  3. Pray and repeat steps 1 and 2
  4. Walk through the teachable sections one at a time making a basic outline of each.
  5. Pray and examine the first passage and work up a more extensive outline
  6. If you manuscript, complete your manuscript
  7. Praying through the message identify application.
  8. 2 weeks before teaching the text, set aside some time to go through the teaching and add in any necessary application you may have missed.
  9. The week of preaching, reserve time the last few days of your week to go over your teaching.

So, what do you think… feel free to push back in comments.

An Open Letter to My Former Students

Dear Student,

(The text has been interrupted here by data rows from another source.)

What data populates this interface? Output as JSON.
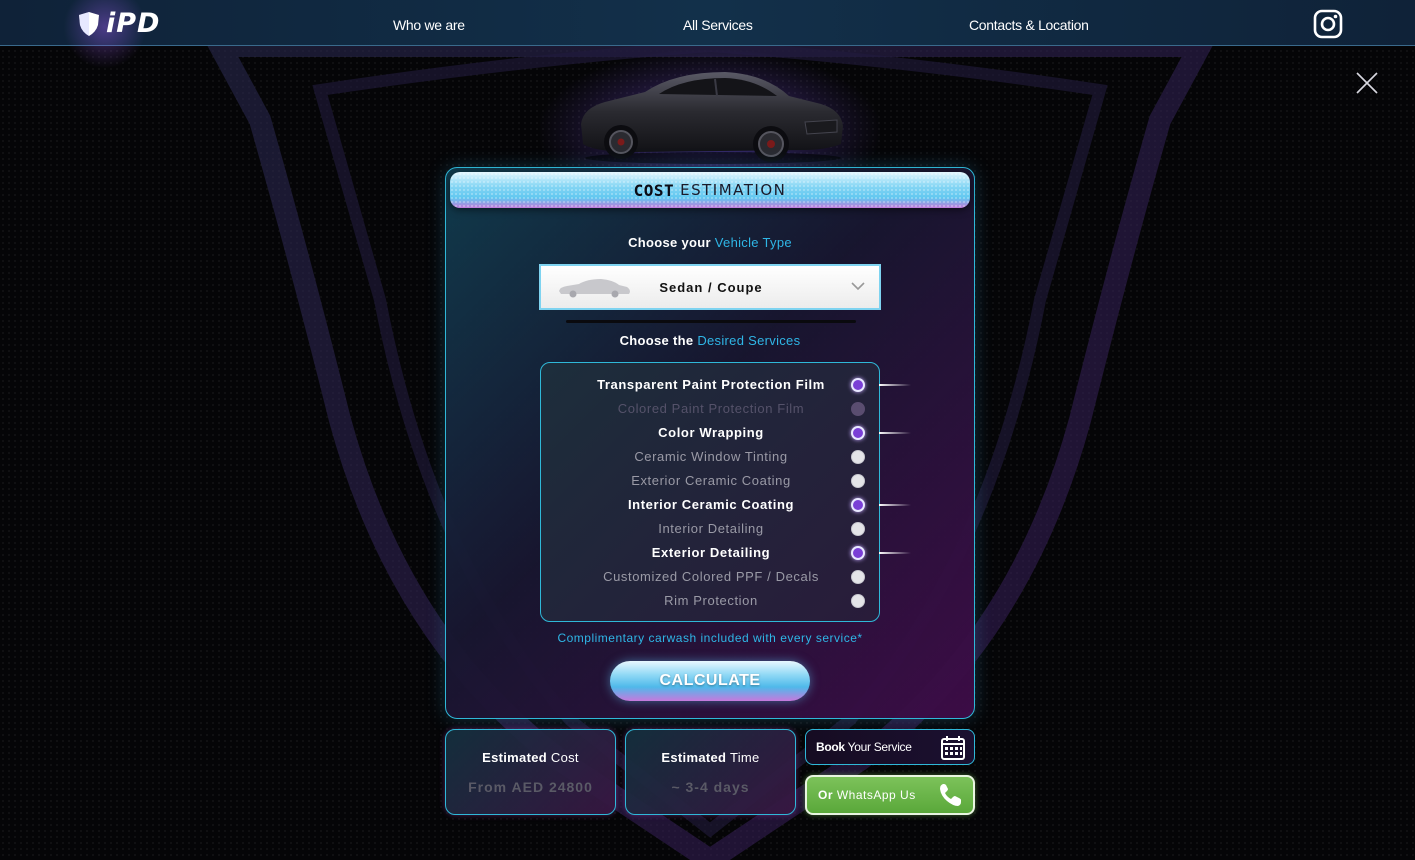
{
  "header": {
    "logo_text": "iPD",
    "nav": [
      "Who we are",
      "All Services",
      "Contacts & Location"
    ],
    "social_icon": "instagram-icon"
  },
  "modal": {
    "title_bold": "COST",
    "title_light": "ESTIMATION",
    "vehicle_label_prefix": "Choose your",
    "vehicle_label_accent": "Vehicle Type",
    "vehicle_selected": "Sedan / Coupe",
    "services_label_prefix": "Choose the",
    "services_label_accent": "Desired Services",
    "services": [
      {
        "label": "Transparent Paint Protection Film",
        "state": "selected"
      },
      {
        "label": "Colored Paint Protection Film",
        "state": "disabled"
      },
      {
        "label": "Color Wrapping",
        "state": "selected"
      },
      {
        "label": "Ceramic Window Tinting",
        "state": "unselected"
      },
      {
        "label": "Exterior Ceramic Coating",
        "state": "unselected"
      },
      {
        "label": "Interior Ceramic Coating",
        "state": "selected"
      },
      {
        "label": "Interior Detailing",
        "state": "unselected"
      },
      {
        "label": "Exterior Detailing",
        "state": "selected"
      },
      {
        "label": "Customized Colored PPF / Decals",
        "state": "unselected"
      },
      {
        "label": "Rim Protection",
        "state": "unselected"
      }
    ],
    "note": "Complimentary carwash included with every service*",
    "calculate_label": "CALCULATE"
  },
  "results": {
    "cost_title_bold": "Estimated",
    "cost_title_light": "Cost",
    "cost_value": "From AED 24800",
    "time_title_bold": "Estimated",
    "time_title_light": "Time",
    "time_value": "~ 3-4 days"
  },
  "actions": {
    "book_bold": "Book",
    "book_light": "Your Service",
    "whatsapp_bold": "Or",
    "whatsapp_light": "WhatsApp Us"
  },
  "colors": {
    "accent_cyan": "#2fb6e6",
    "accent_purple": "#7a3fd6",
    "whatsapp_green": "#5aa83a"
  }
}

I want you to know I still pray for you. I think about you often and still love you deeply. My heart is heavy when I see your struggles on social media and I am overjoyed when I see your successes. I am privileged that I have not been cut out of your life and I want you to know I am grateful for that. I have watched you grow, and now I am watching you go. For some of you it is difficult to watch. I long to help you, to walk you through your intellectual struggles, to offer you counsel and books that may aid in your journey. For others I feel an overwhelming sense of pride and joy to watch you soar into maturity. For all of you, I pray.

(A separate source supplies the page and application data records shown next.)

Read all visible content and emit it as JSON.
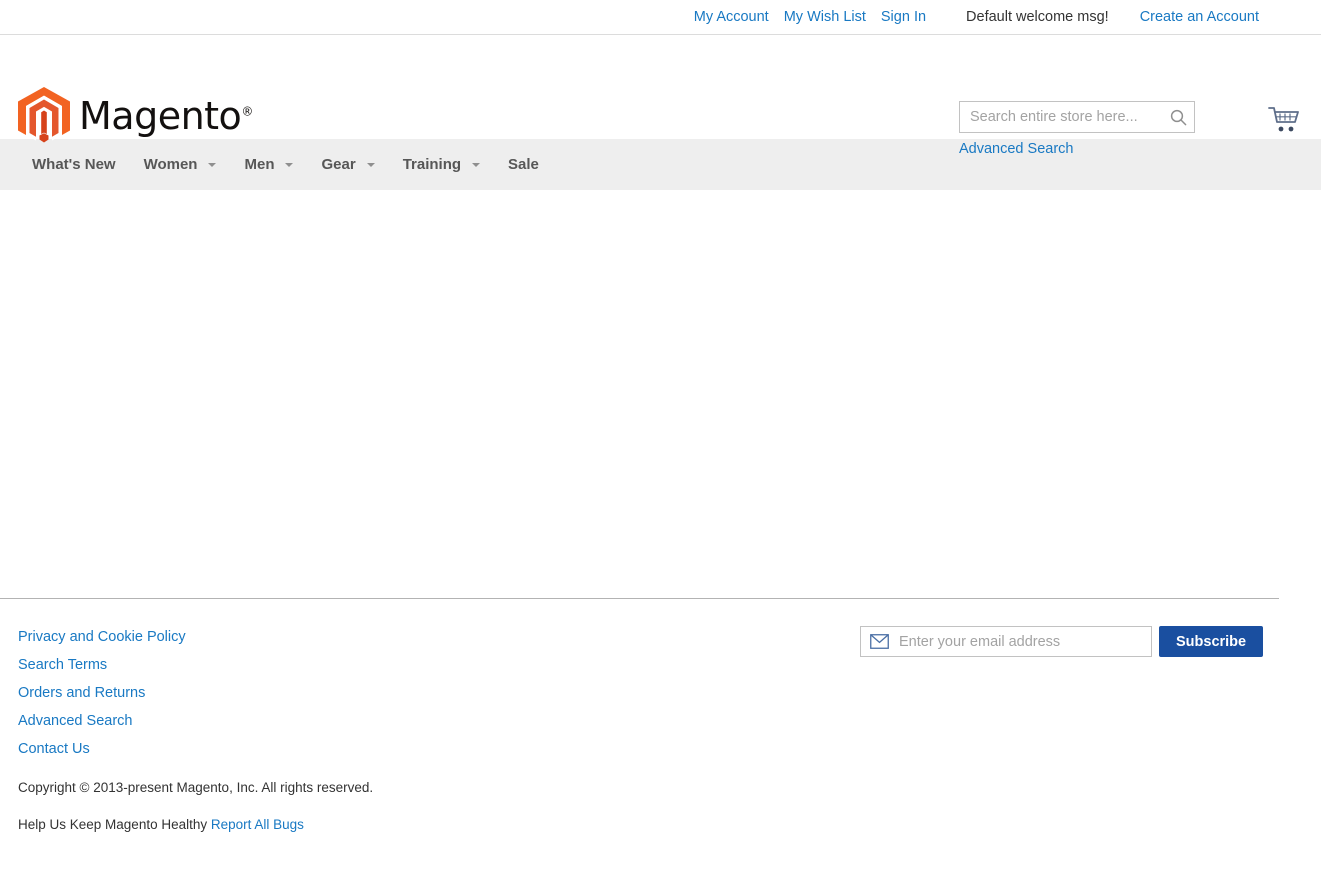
{
  "top_panel": {
    "links": [
      {
        "label": "My Account",
        "name": "my-account-link"
      },
      {
        "label": "My Wish List",
        "name": "my-wish-list-link"
      },
      {
        "label": "Sign In",
        "name": "sign-in-link"
      }
    ],
    "welcome_message": "Default welcome msg!",
    "create_account_label": "Create an Account"
  },
  "header": {
    "logo_text": "Magento",
    "logo_registered": "®",
    "search": {
      "placeholder": "Search entire store here...",
      "value": "",
      "icon": "search-icon"
    },
    "advanced_search_label": "Advanced Search",
    "cart_icon": "shopping-cart-icon"
  },
  "nav": {
    "items": [
      {
        "label": "What's New",
        "has_caret": false
      },
      {
        "label": "Women",
        "has_caret": true
      },
      {
        "label": "Men",
        "has_caret": true
      },
      {
        "label": "Gear",
        "has_caret": true
      },
      {
        "label": "Training",
        "has_caret": true
      },
      {
        "label": "Sale",
        "has_caret": false
      }
    ]
  },
  "footer": {
    "links": [
      "Privacy and Cookie Policy",
      "Search Terms",
      "Orders and Returns",
      "Advanced Search",
      "Contact Us"
    ],
    "newsletter": {
      "placeholder": "Enter your email address",
      "value": "",
      "icon": "envelope-icon",
      "subscribe_label": "Subscribe"
    },
    "copyright": "Copyright © 2013-present Magento, Inc. All rights reserved.",
    "bugs_text": "Help Us Keep Magento Healthy",
    "bugs_link_label": "Report All Bugs"
  },
  "colors": {
    "link": "#1979c3",
    "brand_orange": "#f26322",
    "brand_orange_dark": "#d6421a",
    "nav_bg": "#eeeeee",
    "subscribe_bg": "#1a4fa0"
  }
}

I remember every step of your walk when you were in Youth Group. I remember the labor of trying to convince you that church was worth your time. I remember you ignoring me. I remember challenging your faith. I remember the joy of watching you grow. I remember that time you got angry at me for that same challenge and how you complained to everyone else about me because if it. I laugh about it now. In truth I laughed then too… knowing that it would turn out alright given time. I remember the times you got hurt, when I stayed up late praying that you’d be ok. I remember the deep sorrow I felt over your relationship, family, and heart issues. I remember you. I remember your walk. I don’t know you as well as I would like now, but I remember you. You’re not forgotten.

No church is ever perfect and, if we were wise, we made sure you knew that. We made ridiculous mistakes trying to do what was best for your growth and we are still making mistakes and growing from them.

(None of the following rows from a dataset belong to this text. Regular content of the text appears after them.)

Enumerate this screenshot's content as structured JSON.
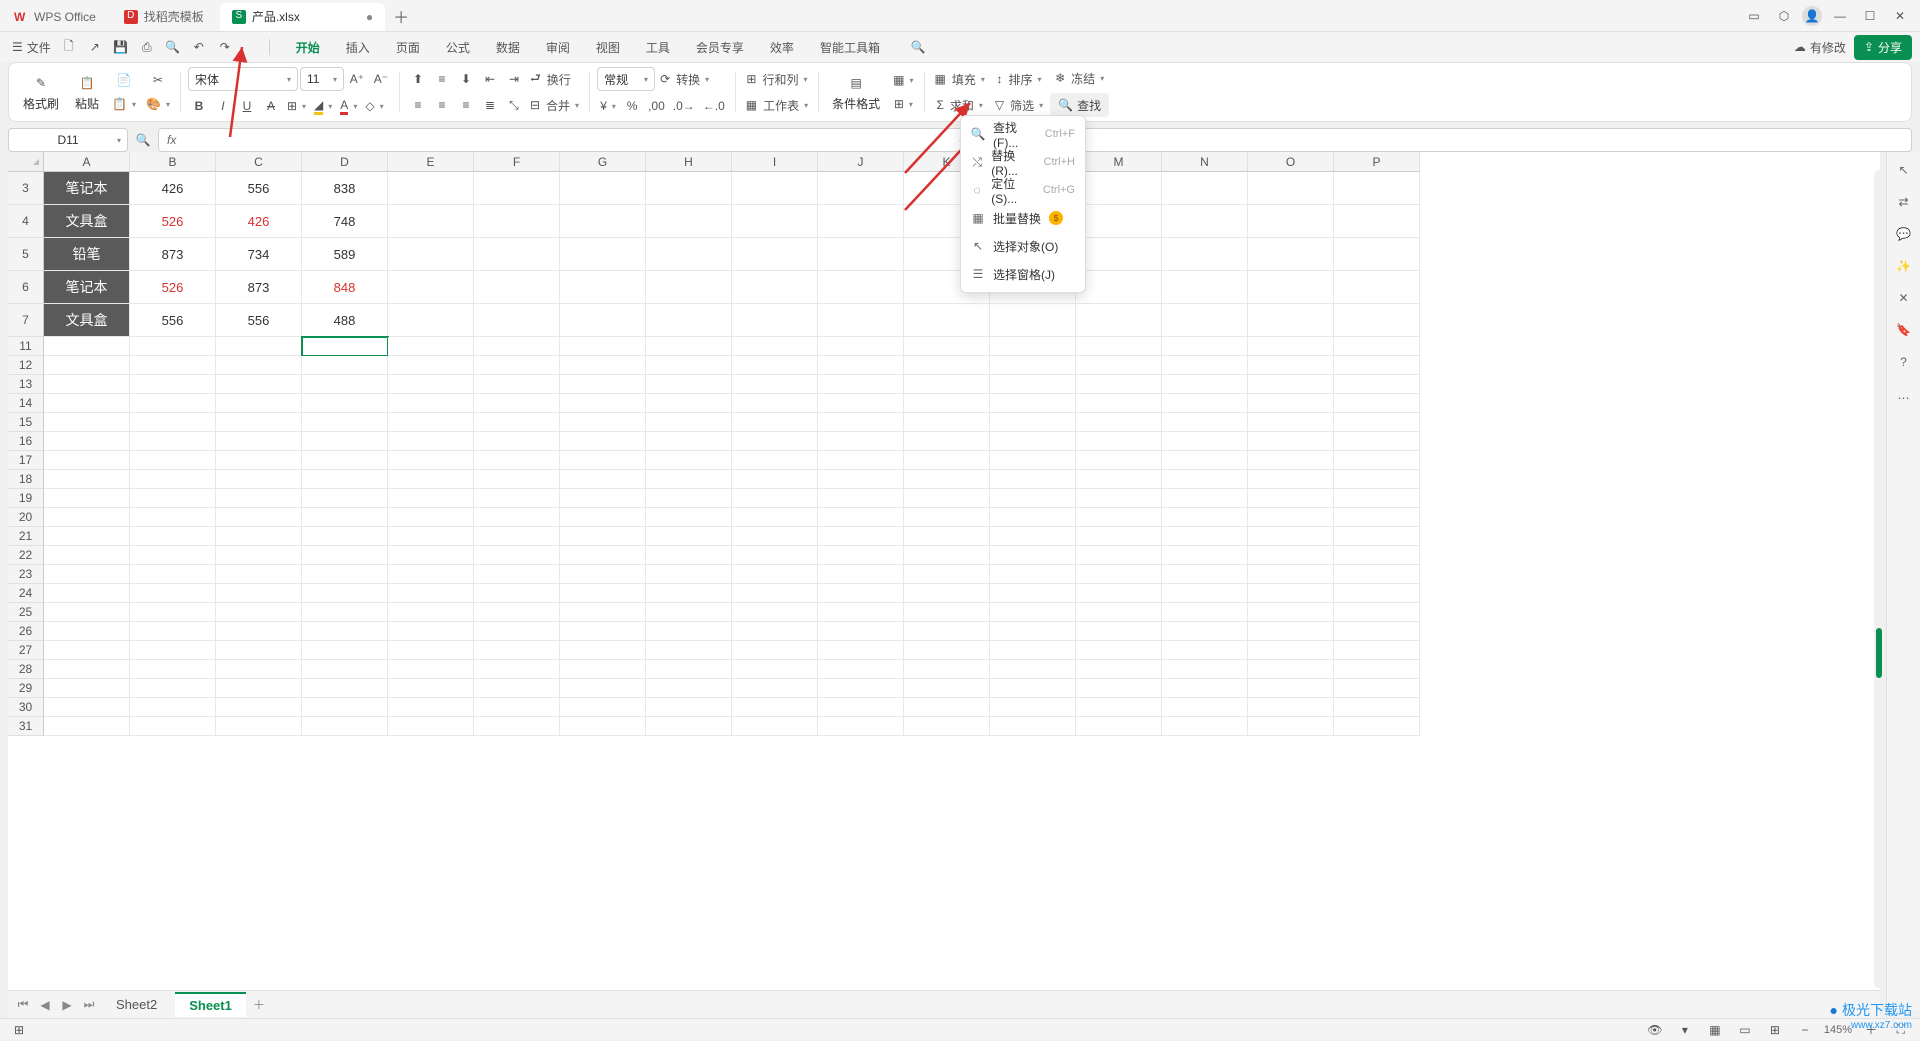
{
  "titlebar": {
    "tabs": [
      {
        "label": "WPS Office",
        "icon": "W",
        "color": "#d7322f"
      },
      {
        "label": "找稻壳模板",
        "icon": "D",
        "color": "#d7322f"
      },
      {
        "label": "产品.xlsx",
        "icon": "S",
        "color": "#0a8f52",
        "active": true,
        "dirty": "●"
      }
    ],
    "newtab": "＋"
  },
  "qat": {
    "file": "文件",
    "shareBtn": "分享",
    "changesLabel": "有修改"
  },
  "menuTabs": [
    "开始",
    "插入",
    "页面",
    "公式",
    "数据",
    "审阅",
    "视图",
    "工具",
    "会员专享",
    "效率",
    "智能工具箱"
  ],
  "activeMenuTab": "开始",
  "ribbon": {
    "formatBrush": "格式刷",
    "paste": "粘贴",
    "fontName": "宋体",
    "fontSize": "11",
    "numberGroup": "常规",
    "convert": "转换",
    "rowsCols": "行和列",
    "worksheet": "工作表",
    "condFormat": "条件格式",
    "fill": "填充",
    "sort": "排序",
    "freeze": "冻结",
    "sum": "求和",
    "filter": "筛选",
    "find": "查找",
    "wrap": "换行",
    "merge": "合并"
  },
  "findMenu": [
    {
      "icon": "🔍",
      "label": "查找(F)...",
      "shortcut": "Ctrl+F"
    },
    {
      "icon": "⤭",
      "label": "替换(R)...",
      "shortcut": "Ctrl+H"
    },
    {
      "icon": "◌",
      "label": "定位(S)...",
      "shortcut": "Ctrl+G"
    },
    {
      "icon": "▦",
      "label": "批量替换",
      "badge": "$"
    },
    {
      "icon": "↖",
      "label": "选择对象(O)"
    },
    {
      "icon": "☰",
      "label": "选择窗格(J)"
    }
  ],
  "namebox": "D11",
  "columns": [
    "A",
    "B",
    "C",
    "D",
    "E",
    "F",
    "G",
    "H",
    "I",
    "J",
    "K",
    "L",
    "M",
    "N",
    "O",
    "P"
  ],
  "visibleRowNumbers": [
    3,
    4,
    5,
    6,
    7,
    11,
    12,
    13,
    14,
    15,
    16,
    17,
    18,
    19,
    20,
    21,
    22,
    23,
    24,
    25,
    26,
    27,
    28,
    29,
    30,
    31
  ],
  "data": {
    "rowLabels": [
      "笔记本",
      "文具盒",
      "铅笔",
      "笔记本",
      "文具盒"
    ],
    "cells": [
      [
        {
          "v": "426"
        },
        {
          "v": "556"
        },
        {
          "v": "838"
        }
      ],
      [
        {
          "v": "526",
          "r": true
        },
        {
          "v": "426",
          "r": true
        },
        {
          "v": "748"
        }
      ],
      [
        {
          "v": "873"
        },
        {
          "v": "734"
        },
        {
          "v": "589"
        }
      ],
      [
        {
          "v": "526",
          "r": true
        },
        {
          "v": "873"
        },
        {
          "v": "848",
          "r": true
        }
      ],
      [
        {
          "v": "556"
        },
        {
          "v": "556"
        },
        {
          "v": "488"
        }
      ]
    ]
  },
  "activeCell": {
    "row": 11,
    "col": "D"
  },
  "sheetTabs": [
    "Sheet2",
    "Sheet1"
  ],
  "activeSheet": "Sheet1",
  "status": {
    "zoom": "145%"
  },
  "watermark": {
    "txt": "极光下载站",
    "url": "www.xz7.com"
  }
}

I have a short exhortation for you:

Pursue the truth of Jesus Christ. Find community. Live a full life.

You’ve moved into spheres of the world that will encourage you to forget the truth. Do not blindly accept the wisdom of the professors and peers around you. Remember the difference between many of your professors and every other opinionated fool is how many words they wrote on a piece of paper. They’re people… just like everyone else, they are striving to figure out who they are and what they are here for. Challenge their assumptions as much as they challenge yours. There is one authority that has been tested and proved through time: God’s Word. Remember to test all things by Scripture. Of course, in order to test things by Scripture, you must know it! So read it, listen to it, and engage it. It is my hope that we taught you to deal with difficult texts as well as the favored stories. If we did this well, then you struggle to understand God. Remember, it is better to struggle than to be apathetic. God likes when you struggle with Him. It is what He named His people! (Israel means “Struggles with God”)

You were designed for community. Christianity is not a solo act. Find a group that thinks deeply and get involved! Dig in deeply to the lives of those around you and do it with a transparent attitude. Make sure people know you… I mean really know you. It might be uncomfortable; do it anyway. Pursue knowing Jesus alongside other people.

Finally, Live! Do things that are hard! Enjoy the things God has made. Follow the Word of God and engage the world around you with the mission of God. One of the greatest failings of the church is that we somehow communicated that you are not supposed to be alive. We inadvertently told you that you’re supposed to be bored and unhappy in this life. Sorry… it’s not true! You were created to enjoy life.  Happiness is yours for the having. Chase it!! Remember that you will only find it in and through a consistent and genuine relationship with Jesus. Live life within the construct of His love for you, and you will find tremendous joy!


Your pastor